Preventative care is a new focus that is beginning to overtake modern American medicine.
American health care has historically been focused on repairing your health after you have broken down. Doctors have been trained to recognize symptoms and to treat diseases that you have. There is a new focus that is beginning to overtake modern American medicine. The new focus is Preventative Care. Doctors, and even insurance companies, are beginning to attempt to recognize the markers for healthy lives and to teach and encourage people to live them. If you live a healthy life you are less likely to have your system break down and need fixing.
Eventually all of us will have to face the end of life realities and we will die. Our belief is that we can stay healthy and live independently up to the very end if we practice preventative medicine and follow healthy guidelines.
There are currently over 45 million Americans 65 and over. By the year 2050 demographers estimate we will have over 86.7 million people over the age of 65. That is an estimated 20% of the population. We are worried about health care and the costs of health care for that number of people. Current data indicate that 80% of the health care cost for your lifetime are spent on you in the last six months of your life. What can we do to reduce that cost and your suffering? How can we help you to be healthier and to live independently till the end of your life without spending that kind of money on you?
As we study the aging population we find that skeletal muscle dysfunction is a debilitating factor and a life threatening condition in older people. As you age you lose muscle strength and balance. These losses are highly correlated with both mortality and physical disability in the elderly. We have learned that the maintenance of muscle mass will help you as you age because muscle mass serves as a metabolic reservoir to effectively withstand the impact of diseases that will either kill you or open you to opportunistic injury and infection that will kill you.
If our goal is to help you live healthy lives (and it is) then we need to identify ways that we can interrupt this cascade of sickness and debility. We need to identify markers of decline where we can intervene to restore your health and which will serve as preventative interventions to lessen the impact of aging on your bodies and your health.
Researchers have identified three markers that can help us know who to help and how! The markers are 1) grip strength, 2) walking speed, and 3) obesity.
As you age your body begins to lose its hormone productions. When your body stops making the hormone testosterone, you begin to lose muscle mass. Testosterone is the key ingredient that allows your body to build muscles. If you don’t have it, you can’t build muscles. When your muscles atrophy you loose your balance and your ability to complete what we call the essential activities of daily life. Activities such as standing from a chair, or walking up a flight of stairs, or walking three blocks are measures of your ability to function and live independently. Usually long term life insurance policies kick in when you can no longer do at least three of what are recognized as the ADL, Activities of Daily Life, such as standing, walking, bathing, feeding yourself, etc., at that time your insurance policy will begin to pay for those things to be done for you. (if you have such a policy)

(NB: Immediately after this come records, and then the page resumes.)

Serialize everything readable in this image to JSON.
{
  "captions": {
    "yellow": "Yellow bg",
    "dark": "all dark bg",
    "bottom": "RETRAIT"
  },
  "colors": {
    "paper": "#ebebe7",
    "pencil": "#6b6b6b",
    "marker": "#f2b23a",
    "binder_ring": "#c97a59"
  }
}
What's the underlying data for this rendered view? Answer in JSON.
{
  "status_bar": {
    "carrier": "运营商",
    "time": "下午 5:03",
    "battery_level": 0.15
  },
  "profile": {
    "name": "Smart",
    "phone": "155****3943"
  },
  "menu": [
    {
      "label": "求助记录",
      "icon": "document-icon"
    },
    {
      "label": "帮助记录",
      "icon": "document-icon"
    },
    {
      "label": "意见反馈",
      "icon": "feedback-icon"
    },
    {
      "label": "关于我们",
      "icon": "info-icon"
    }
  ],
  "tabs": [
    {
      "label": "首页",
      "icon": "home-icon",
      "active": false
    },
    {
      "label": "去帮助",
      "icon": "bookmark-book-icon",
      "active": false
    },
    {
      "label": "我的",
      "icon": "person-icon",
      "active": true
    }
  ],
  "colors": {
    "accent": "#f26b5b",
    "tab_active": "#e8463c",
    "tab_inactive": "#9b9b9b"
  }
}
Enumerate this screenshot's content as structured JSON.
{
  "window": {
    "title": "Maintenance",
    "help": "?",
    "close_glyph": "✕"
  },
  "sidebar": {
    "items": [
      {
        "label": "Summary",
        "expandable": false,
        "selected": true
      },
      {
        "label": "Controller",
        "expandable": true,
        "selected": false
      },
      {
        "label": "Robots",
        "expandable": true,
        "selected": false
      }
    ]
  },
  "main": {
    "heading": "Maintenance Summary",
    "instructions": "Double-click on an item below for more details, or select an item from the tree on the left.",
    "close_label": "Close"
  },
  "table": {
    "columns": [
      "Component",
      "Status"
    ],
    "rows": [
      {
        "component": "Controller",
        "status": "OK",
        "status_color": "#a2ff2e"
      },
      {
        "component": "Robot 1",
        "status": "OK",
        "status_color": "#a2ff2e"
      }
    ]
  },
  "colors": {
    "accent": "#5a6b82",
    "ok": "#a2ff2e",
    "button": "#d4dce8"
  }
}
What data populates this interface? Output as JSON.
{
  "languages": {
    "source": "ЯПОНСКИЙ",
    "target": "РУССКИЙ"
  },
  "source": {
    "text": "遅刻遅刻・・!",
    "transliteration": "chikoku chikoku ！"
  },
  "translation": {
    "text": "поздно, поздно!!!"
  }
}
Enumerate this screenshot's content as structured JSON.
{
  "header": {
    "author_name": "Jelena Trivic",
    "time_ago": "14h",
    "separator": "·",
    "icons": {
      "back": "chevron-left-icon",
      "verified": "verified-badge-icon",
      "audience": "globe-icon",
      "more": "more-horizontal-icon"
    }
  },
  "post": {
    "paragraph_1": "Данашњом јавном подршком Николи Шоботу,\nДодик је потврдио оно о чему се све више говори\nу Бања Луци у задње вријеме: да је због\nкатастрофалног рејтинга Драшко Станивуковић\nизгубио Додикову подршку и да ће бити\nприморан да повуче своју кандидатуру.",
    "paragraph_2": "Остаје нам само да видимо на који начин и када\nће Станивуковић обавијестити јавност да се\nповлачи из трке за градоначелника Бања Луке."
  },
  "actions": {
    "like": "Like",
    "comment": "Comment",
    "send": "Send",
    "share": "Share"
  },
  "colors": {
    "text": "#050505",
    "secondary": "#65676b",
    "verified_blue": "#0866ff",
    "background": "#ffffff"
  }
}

Replacing testosterone within ten years of its loss, and continuing to replace it, will allow you to build your muscles so that you can continue to move, stand, and live independently. The testosterone gives you the ability to do this. You actually have to do more on your own though. You have to exercise (resistance or weight training is essential for most of us) and aerobic exercise or cardio is also a necessary health care strategy. One of the ways that we can tell that you are failing and in need of an intervention or a preventative strategy is to measure your grip strength. It is one of the least expensive tests that can operate as identifiers among the aging population of those who are most likely to lose their mobility and muscle strength. Another measure is your gait. How fast you walk is a good measure of your capacity, the current research suggests that those who walk at a speed of less than .6M/sec are at risk of balance and mobility decline that will cause them to become sedentary and that will accelerate their decline and their exposure to disease and death.
Finally obesity must be considered as an adverse factor in your health and longevity. If you can lose weight and keep it off, if you can practice resistance training and keep your strength up, if you can walk faster than a dawdle, and if you replace your lost testosterone in the appropriate amounts, you are less likely to need walkers, wheelchairs, canes, etc. and you are more likely to be able to live independently and healthily until you die.
This Health cast was written and presented by Dr. Kathy Maupin, M.D., Bio-identical Hormone Replacement Expert and Author, with Brett Newcomb, MA., LPC., Family Counselor, Presenter and Author. www.BioBalanceHealth.com.